I'm a big fan of the Inside Security Rescue CD. The CD squeezes a Linux (Debian based) with a working GUI, diagnostics and repair tools (anti virus, partition and hard disk check) on 50 MB of space. It even contains support to write CDs or DVDs. Why is 50 MB to magic? 50 MB is the storage capacity of a name card size CD-ROM. I always carry one (or a few) with me. The NTFS support is read only but seems to be more tolerant than Microsoft's own NTFS implementation. A number of times where 2000 or XP refused to recognize a NTFS partition anymore the Rescue CD could still read most of it.
The CDs are very popular. Whenever I show what you can do with it to clients or colleagues, I own one less (glad to be of service).
So I ran out of my mini CD and went to restock. This time I got Melody NameCard CD-R. The CD writer refused to write the image. I use Roxio, that doesn't tell how much short of storage you are (only that). Only the windows CD writer (which can't write ISO images) told me: 48 MB to write 47 MB free. So I had a second look:  On the package: 50 MB/5min, actual space inside: 47 MB. Am I out of luck or short changed by the manufacturer? Or is 6% less space (on all 10 of the package) within tolerance?
Update:  I got a nice reply from the manufacturer. They apologized for my inconvenience and explained: The guaranteed storage is 5 minutes of music. One minute is about 9.5 MB, so 5x9.5 = 47.5 MB. Production tolerance can lead to CDs with more capacity.
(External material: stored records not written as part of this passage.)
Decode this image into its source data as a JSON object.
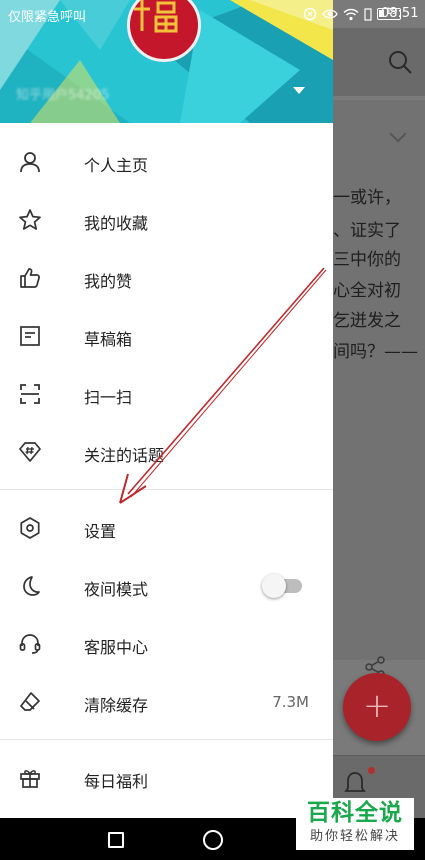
{
  "status_bar": {
    "carrier": "仅限紧急呼叫",
    "battery": "19",
    "time": "08:51"
  },
  "background_feed": {
    "text_lines": [
      "一或许，",
      "、证实了",
      "三中你的",
      "心全对初",
      "乞迸发之",
      "间吗？——"
    ]
  },
  "drawer": {
    "username": "知乎用户54205",
    "menu": [
      {
        "label": "个人主页",
        "icon": "person-icon"
      },
      {
        "label": "我的收藏",
        "icon": "star-icon"
      },
      {
        "label": "我的赞",
        "icon": "thumbs-up-icon"
      },
      {
        "label": "草稿箱",
        "icon": "draft-icon"
      },
      {
        "label": "扫一扫",
        "icon": "scan-icon"
      },
      {
        "label": "关注的话题",
        "icon": "topic-tag-icon"
      },
      {
        "label": "设置",
        "icon": "settings-hexagon-icon"
      },
      {
        "label": "夜间模式",
        "icon": "moon-icon"
      },
      {
        "label": "客服中心",
        "icon": "headset-icon"
      },
      {
        "label": "清除缓存",
        "icon": "eraser-icon",
        "value": "7.3M"
      },
      {
        "label": "每日福利",
        "icon": "gift-icon"
      }
    ],
    "night_mode_enabled": false
  },
  "fab": {
    "label": "+"
  },
  "watermark": {
    "title": "百科全说",
    "subtitle": "助你轻松解决"
  },
  "colors": {
    "header_teal": "#29c4d2",
    "accent_red": "#a8232a",
    "annotation_arrow": "#c0282b"
  }
}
The 50MB are the same marketing blah as your 200GB harddisk. However there is a 6 minute CD available, also labelled 50 MB which has enough storage.

Posted by on 12 September 2005 | Comments (1) | categories: Technology


  1. posted by icelava on Wednesday 14 September 2005 AD:
    50,000,000 bytes / 1048576 = 47.68MB

    which is why 4.7GB DVDs are in reality 4.38GB. The same despicable mathematical rule used by hard disk vendors.

    The only saving grace are the regular CDs, where 703MB _really_ is 703MB byte for byte. This was the collapsing point for me when I "upgraded" from CD-writing to DVD-writing. The very _same_ manufacturers of the CDs use _different_ formulas for the media.

    If they can _properly_ do so for CDs, _why_ can't they for DVDs? Again, despicable.